Arguments are inevitable in any relationship and the couples with children are no exception. Sometimes they are even worse. The extra work and fatigue following the birth of a child (and the ones to come) become the perfect context for conflicts. Even if you and your other half share the same opinion on many subjects, it is possible that you may have a different take on the way to raise kids or being a couple with children.
When conflicts occur, there are traps in which couples frequently fall. It amplifies the negative emotions that you are experiencing. If you know about the traps, you will be better at managing a fight. Of course, our little tips cannot take away the differences and frustrations in the blink of an eye but they can turn emotional conflicts involving tears, screams and angry words into constructive expression for a better understanding of the other. Now, let’s take a look at the traps…
Waiting too long or enduring an unacceptable and reoccurring situation will probably lead you to break down at an inappropriate moment. You partner will not understand why you are suddenly so mad about something so trivial. When you simmer frustration, it builds up, ready to explode at any moment. For example, if you cumulate anger because your husband makes a comment about your dinner being lukewarm every night, you will probably end up getting really mad. That’s the danger. Maybe you won’t explode the next time he talks about the meal, you may just as well blow when you have a different opinion about something in the newspaper. The very first moment when you will go through a frustration will be the last straw that breaks the camel’s back. You will confuse your husband who will wonder why you are so round up about an article. Nonetheless, it will not help him guess what your anger truly means because you haven’t discussed it at the right time.
Speaking at the wrong time
Sometimes, you must choose the right moment to get your message across in a couple. There are appropriate moments and there are bad moments. Avoid getting your point across in front of guests or when you are visiting someone. Avoid major tune-ups in front of children too (however, little arguments, if they are appropriate and reasonable, can teach a lot about conflict resolution). Also avoid doing so in a stressful moment (when you are late, before a job interview, before an important presentation at work, etc.). Finally, avoid getting your message across if you know that you don’t have enough time to discuss.
Digging old stories
If you are being reproached and you remind the other that he did something similar in the past in self-defence, know that you are starting a very sneaky fire. The past stories must remain in the past if their only purpose is to attack and humiliate the other. You couple will not progress towards conflict resolution. On the contrary, it will be more tempting to dig another story to accuse you too. Can you see what you would get yourself into?
Forget the accusations

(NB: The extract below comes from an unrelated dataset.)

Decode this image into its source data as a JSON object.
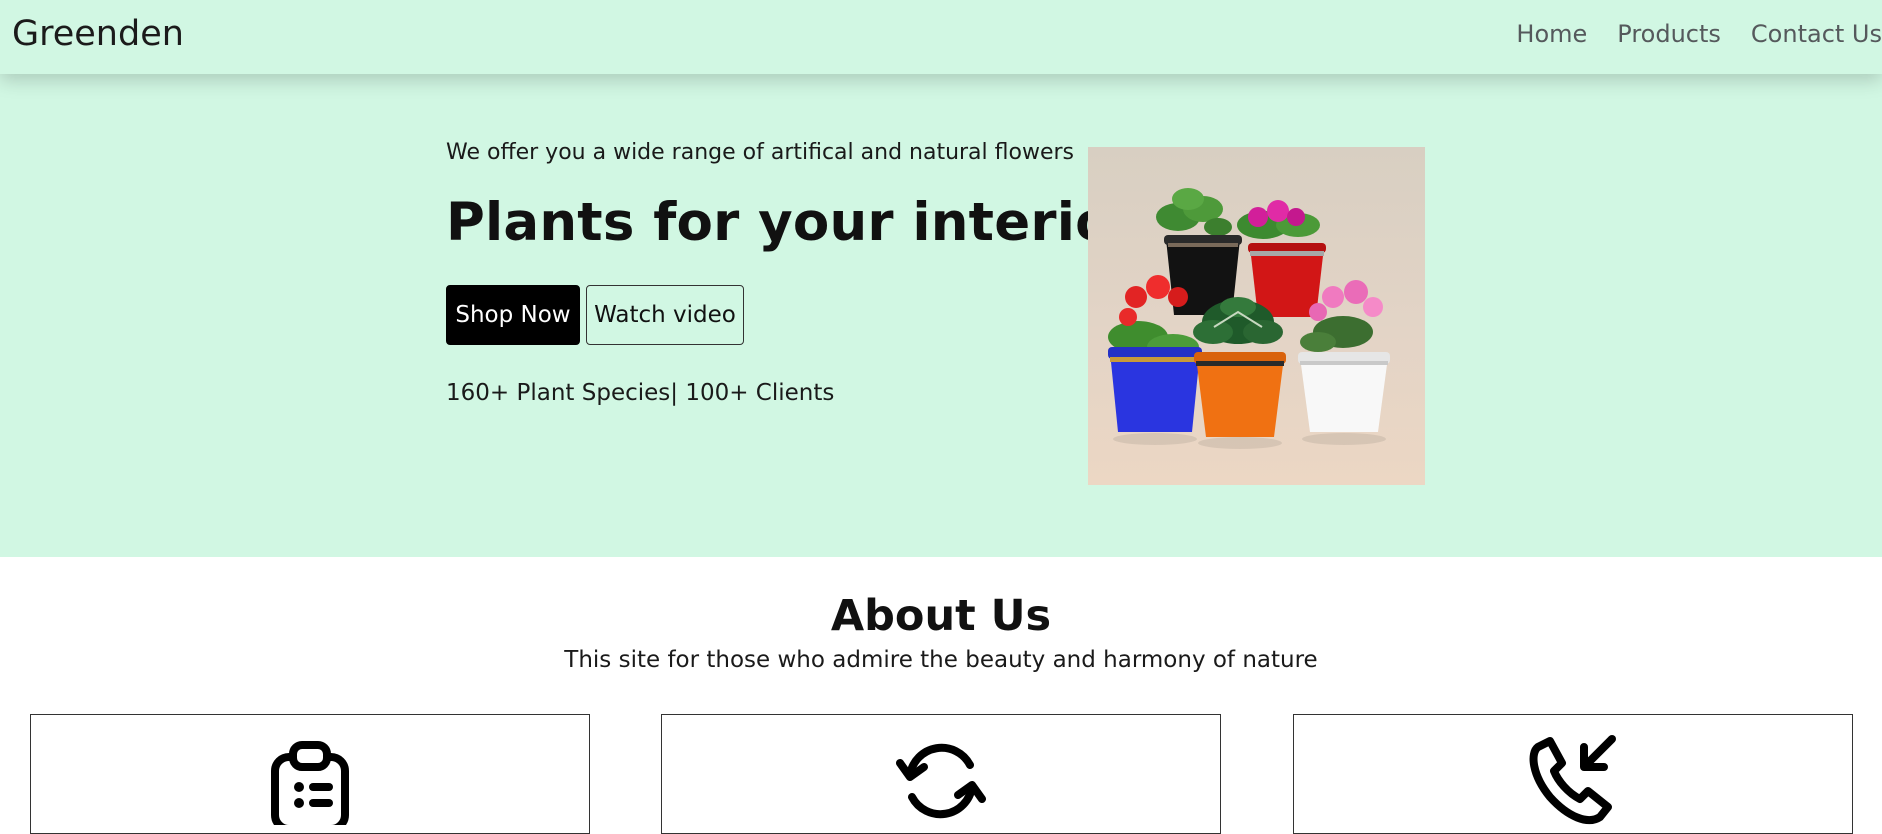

“You always criticize me!” or “You always have to ruin everything!” are sentences that will inflame the situation. Accusing the other and constantly remind him of his wrongs have no incidence on what truly bothers you. Moreover, it doesn’t help your partner understanding what emotions he is triggering in the situations that you accuse him of. You leave him under the impression that he is responsible for a conflict in which he has no chance to express himself calmly. Whenever someone is under attack, he will strike back or run away. Is that what you want?
Screaming, hitting, insulting, scratching…
Such behaviours should be avoided. Emotional rants sometimes bring regrets or leave permanent marks (on the heart, the body or the furniture). Insults and screams don’t solve anything. The same goes for physical and psychological abuse. This climate doesn’t lead to listening and understanding. You will rather be caught in a fight with no winner.